# [Available records]

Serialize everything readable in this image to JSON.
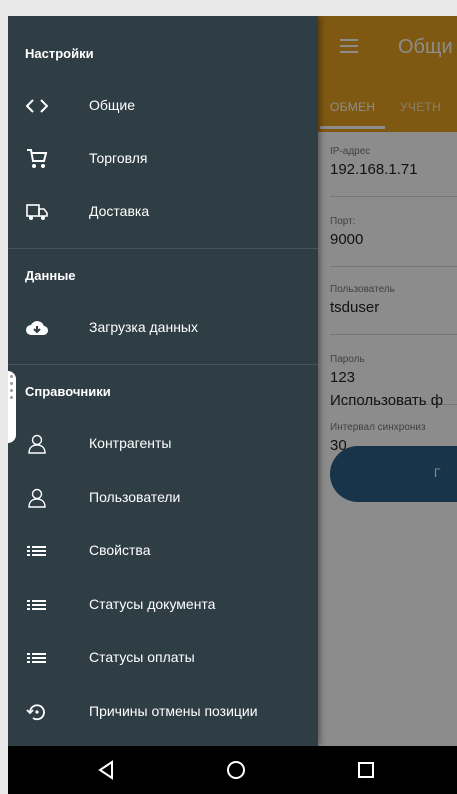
{
  "app": {
    "title": "Общи",
    "tabs": [
      {
        "label": "ОБМЕН",
        "active": true
      },
      {
        "label": "УЧЕТН",
        "active": false
      }
    ],
    "fields": [
      {
        "label": "IP-адрес",
        "value": "192.168.1.71"
      },
      {
        "label": "Порт:",
        "value": "9000"
      },
      {
        "label": "Пользователь",
        "value": "tsduser"
      },
      {
        "label": "Пароль",
        "value": "123"
      },
      {
        "label": "Интервал синхрониз",
        "value": "30"
      }
    ],
    "switch_label": "Использовать ф",
    "button_label": "Г",
    "accent_color": "#e8a11f",
    "button_color": "#2a5f88"
  },
  "drawer": {
    "background_color": "#2f3d45",
    "sections": {
      "settings": "Настройки",
      "data": "Данные",
      "references": "Справочники"
    },
    "items": [
      {
        "label": "Общие",
        "icon": "code-icon"
      },
      {
        "label": "Торговля",
        "icon": "cart-icon"
      },
      {
        "label": "Доставка",
        "icon": "truck-icon"
      },
      {
        "label": "Загрузка данных",
        "icon": "cloud-download-icon"
      },
      {
        "label": "Контрагенты",
        "icon": "person-outline-icon"
      },
      {
        "label": "Пользователи",
        "icon": "person-outline-icon"
      },
      {
        "label": "Свойства",
        "icon": "list-icon"
      },
      {
        "label": "Статусы документа",
        "icon": "list-icon"
      },
      {
        "label": "Статусы оплаты",
        "icon": "list-icon"
      },
      {
        "label": "Причины отмены позиции",
        "icon": "restore-icon"
      }
    ]
  },
  "navbar": {
    "buttons": [
      "back-icon",
      "home-icon",
      "recents-icon"
    ]
  }
}
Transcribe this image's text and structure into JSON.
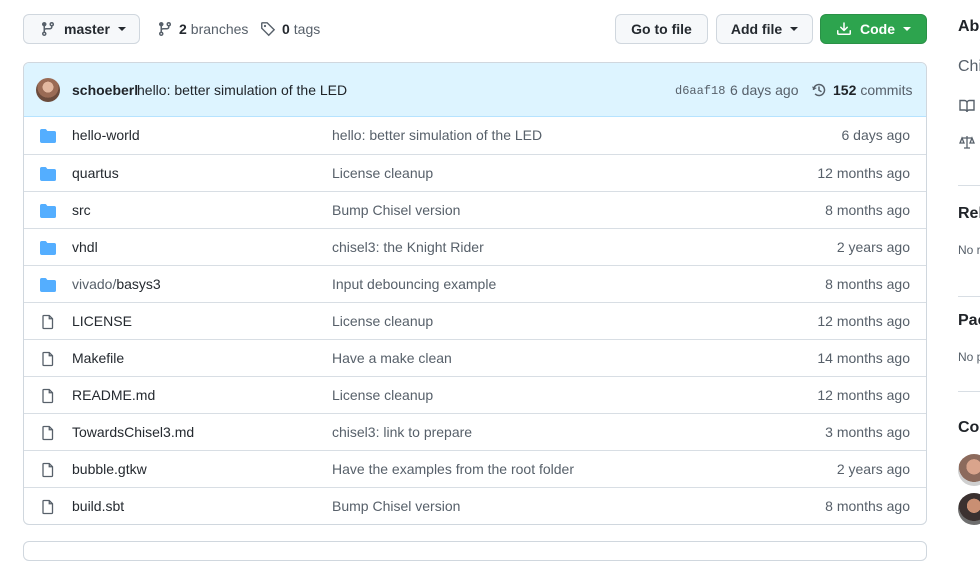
{
  "toolbar": {
    "branch_name": "master",
    "branches_count": "2",
    "branches_label": "branches",
    "tags_count": "0",
    "tags_label": "tags",
    "goto_label": "Go to file",
    "add_file_label": "Add file",
    "code_label": "Code"
  },
  "latest_commit": {
    "author": "schoeberl",
    "message": "hello: better simulation of the LED",
    "sha": "d6aaf18",
    "time": "6 days ago",
    "count": "152",
    "count_label": "commits"
  },
  "files": [
    {
      "type": "folder",
      "name": "hello-world",
      "prefix": "",
      "message": "hello: better simulation of the LED",
      "age": "6 days ago"
    },
    {
      "type": "folder",
      "name": "quartus",
      "prefix": "",
      "message": "License cleanup",
      "age": "12 months ago"
    },
    {
      "type": "folder",
      "name": "src",
      "prefix": "",
      "message": "Bump Chisel version",
      "age": "8 months ago"
    },
    {
      "type": "folder",
      "name": "vhdl",
      "prefix": "",
      "message": "chisel3: the Knight Rider",
      "age": "2 years ago"
    },
    {
      "type": "folder",
      "name": "basys3",
      "prefix": "vivado/",
      "message": "Input debouncing example",
      "age": "8 months ago"
    },
    {
      "type": "file",
      "name": "LICENSE",
      "prefix": "",
      "message": "License cleanup",
      "age": "12 months ago"
    },
    {
      "type": "file",
      "name": "Makefile",
      "prefix": "",
      "message": "Have a make clean",
      "age": "14 months ago"
    },
    {
      "type": "file",
      "name": "README.md",
      "prefix": "",
      "message": "License cleanup",
      "age": "12 months ago"
    },
    {
      "type": "file",
      "name": "TowardsChisel3.md",
      "prefix": "",
      "message": "chisel3: link to prepare",
      "age": "3 months ago"
    },
    {
      "type": "file",
      "name": "bubble.gtkw",
      "prefix": "",
      "message": "Have the examples from the root folder",
      "age": "2 years ago"
    },
    {
      "type": "file",
      "name": "build.sbt",
      "prefix": "",
      "message": "Bump Chisel version",
      "age": "8 months ago"
    }
  ],
  "sidebar": {
    "about_heading": "Ab",
    "about_text": "Chi",
    "releases_heading": "Rel",
    "releases_text": "No r",
    "packages_heading": "Pac",
    "packages_text": "No p",
    "contributors_heading": "Cor"
  },
  "colors": {
    "folder": "#54aeff",
    "accent_green": "#2da44e",
    "commit_bar": "#ddf4ff"
  }
}
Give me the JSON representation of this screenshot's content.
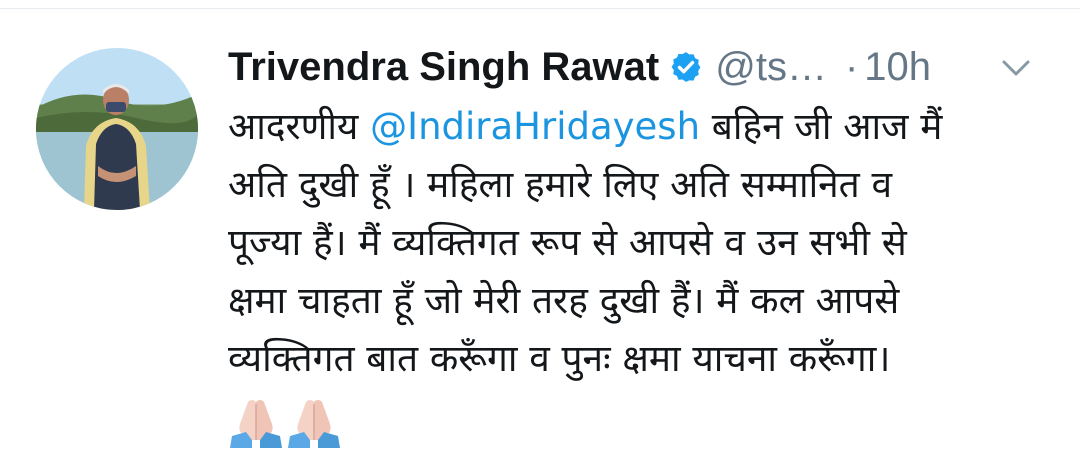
{
  "tweet": {
    "author_name": "Trivendra Singh Rawat",
    "handle": "@ts…",
    "separator": "·",
    "time": "10h",
    "avatar_icon": "profile-photo",
    "verified_icon": "verified-badge-icon",
    "menu_icon": "chevron-down-icon",
    "text": {
      "line1_prefix": "आदरणीय ",
      "mention": "@IndiraHridayesh",
      "line1_suffix": " बहिन जी आज मैं",
      "line2": "अति दुखी हूँ । महिला हमारे लिए अति सम्मानित व",
      "line3": "पूज्या हैं। मैं व्यक्तिगत रूप से आपसे व उन सभी से",
      "line4": "क्षमा चाहता हूँ जो मेरी तरह दुखी हैं। मैं कल आपसे",
      "line5": "व्यक्तिगत बात करूँगा व पुनः क्षमा याचना करूँगा।"
    },
    "emojis": [
      "folded-hands-emoji",
      "folded-hands-emoji"
    ],
    "colors": {
      "name": "#14171a",
      "meta": "#657786",
      "mention": "#1b95e0",
      "verified": "#1da1f2"
    }
  }
}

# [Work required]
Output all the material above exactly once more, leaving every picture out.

# [Task result]
Serialize everything readable in this image to JSON.
{
  "app": {
    "title": "Общи",
    "tabs": [
      {
        "label": "ОБМЕН",
        "active": true
      },
      {
        "label": "УЧЕТН",
        "active": false
      }
    ],
    "fields": [
      {
        "label": "IP-адрес",
        "value": "192.168.1.71"
      },
      {
        "label": "Порт:",
        "value": "9000"
      },
      {
        "label": "Пользователь",
        "value": "tsduser"
      },
      {
        "label": "Пароль",
        "value": "123"
      },
      {
        "label": "Интервал синхрониз",
        "value": "30"
      }
    ],
    "switch_label": "Использовать ф",
    "button_label": "Г",
    "accent_color": "#e8a11f",
    "button_color": "#2a5f88"
  },
  "drawer": {
    "background_color": "#2f3d45",
    "sections": {
      "settings": "Настройки",
      "data": "Данные",
      "references": "Справочники"
    },
    "items": [
      {
        "label": "Общие",
        "icon": "code-icon"
      },
      {
        "label": "Торговля",
        "icon": "cart-icon"
      },
      {
        "label": "Доставка",
        "icon": "truck-icon"
      },
      {
        "label": "Загрузка данных",
        "icon": "cloud-download-icon"
      },
      {
        "label": "Контрагенты",
        "icon": "person-outline-icon"
      },
      {
        "label": "Пользователи",
        "icon": "person-outline-icon"
      },
      {
        "label": "Свойства",
        "icon": "list-icon"
      },
      {
        "label": "Статусы документа",
        "icon": "list-icon"
      },
      {
        "label": "Статусы оплаты",
        "icon": "list-icon"
      },
      {
        "label": "Причины отмены позиции",
        "icon": "restore-icon"
      }
    ]
  },
  "navbar": {
    "buttons": [
      "back-icon",
      "home-icon",
      "recents-icon"
    ]
  }
}
Transcribe this image's text and structure into JSON.
{
  "toolbar": {
    "branch_name": "master",
    "branches_count": "2",
    "branches_label": "branches",
    "tags_count": "0",
    "tags_label": "tags",
    "goto_label": "Go to file",
    "add_file_label": "Add file",
    "code_label": "Code"
  },
  "latest_commit": {
    "author": "schoeberl",
    "message": "hello: better simulation of the LED",
    "sha": "d6aaf18",
    "time": "6 days ago",
    "count": "152",
    "count_label": "commits"
  },
  "files": [
    {
      "type": "folder",
      "name": "hello-world",
      "prefix": "",
      "message": "hello: better simulation of the LED",
      "age": "6 days ago"
    },
    {
      "type": "folder",
      "name": "quartus",
      "prefix": "",
      "message": "License cleanup",
      "age": "12 months ago"
    },
    {
      "type": "folder",
      "name": "src",
      "prefix": "",
      "message": "Bump Chisel version",
      "age": "8 months ago"
    },
    {
      "type": "folder",
      "name": "vhdl",
      "prefix": "",
      "message": "chisel3: the Knight Rider",
      "age": "2 years ago"
    },
    {
      "type": "folder",
      "name": "basys3",
      "prefix": "vivado/",
      "message": "Input debouncing example",
      "age": "8 months ago"
    },
    {
      "type": "file",
      "name": "LICENSE",
      "prefix": "",
      "message": "License cleanup",
      "age": "12 months ago"
    },
    {
      "type": "file",
      "name": "Makefile",
      "prefix": "",
      "message": "Have a make clean",
      "age": "14 months ago"
    },
    {
      "type": "file",
      "name": "README.md",
      "prefix": "",
      "message": "License cleanup",
      "age": "12 months ago"
    },
    {
      "type": "file",
      "name": "TowardsChisel3.md",
      "prefix": "",
      "message": "chisel3: link to prepare",
      "age": "3 months ago"
    },
    {
      "type": "file",
      "name": "bubble.gtkw",
      "prefix": "",
      "message": "Have the examples from the root folder",
      "age": "2 years ago"
    },
    {
      "type": "file",
      "name": "build.sbt",
      "prefix": "",
      "message": "Bump Chisel version",
      "age": "8 months ago"
    }
  ],
  "sidebar": {
    "about_heading": "Ab",
    "about_text": "Chi",
    "releases_heading": "Rel",
    "releases_text": "No r",
    "packages_heading": "Pac",
    "packages_text": "No p",
    "contributors_heading": "Cor"
  },
  "colors": {
    "folder": "#54aeff",
    "accent_green": "#2da44e",
    "commit_bar": "#ddf4ff"
  }
}
Give me the JSON representation of this screenshot's content.
{
  "tweet": {
    "author_name": "Trivendra Singh Rawat",
    "handle": "@ts…",
    "separator": "·",
    "time": "10h",
    "avatar_icon": "profile-photo",
    "verified_icon": "verified-badge-icon",
    "menu_icon": "chevron-down-icon",
    "text": {
      "line1_prefix": "आदरणीय ",
      "mention": "@IndiraHridayesh",
      "line1_suffix": " बहिन जी आज मैं",
      "line2": "अति दुखी हूँ । महिला हमारे लिए अति सम्मानित व",
      "line3": "पूज्या हैं। मैं व्यक्तिगत रूप से आपसे व उन सभी से",
      "line4": "क्षमा चाहता हूँ जो मेरी तरह दुखी हैं। मैं कल आपसे",
      "line5": "व्यक्तिगत बात करूँगा व पुनः क्षमा याचना करूँगा।"
    },
    "emojis": [
      "folded-hands-emoji",
      "folded-hands-emoji"
    ],
    "colors": {
      "name": "#14171a",
      "meta": "#657786",
      "mention": "#1b95e0",
      "verified": "#1da1f2"
    }
  }
}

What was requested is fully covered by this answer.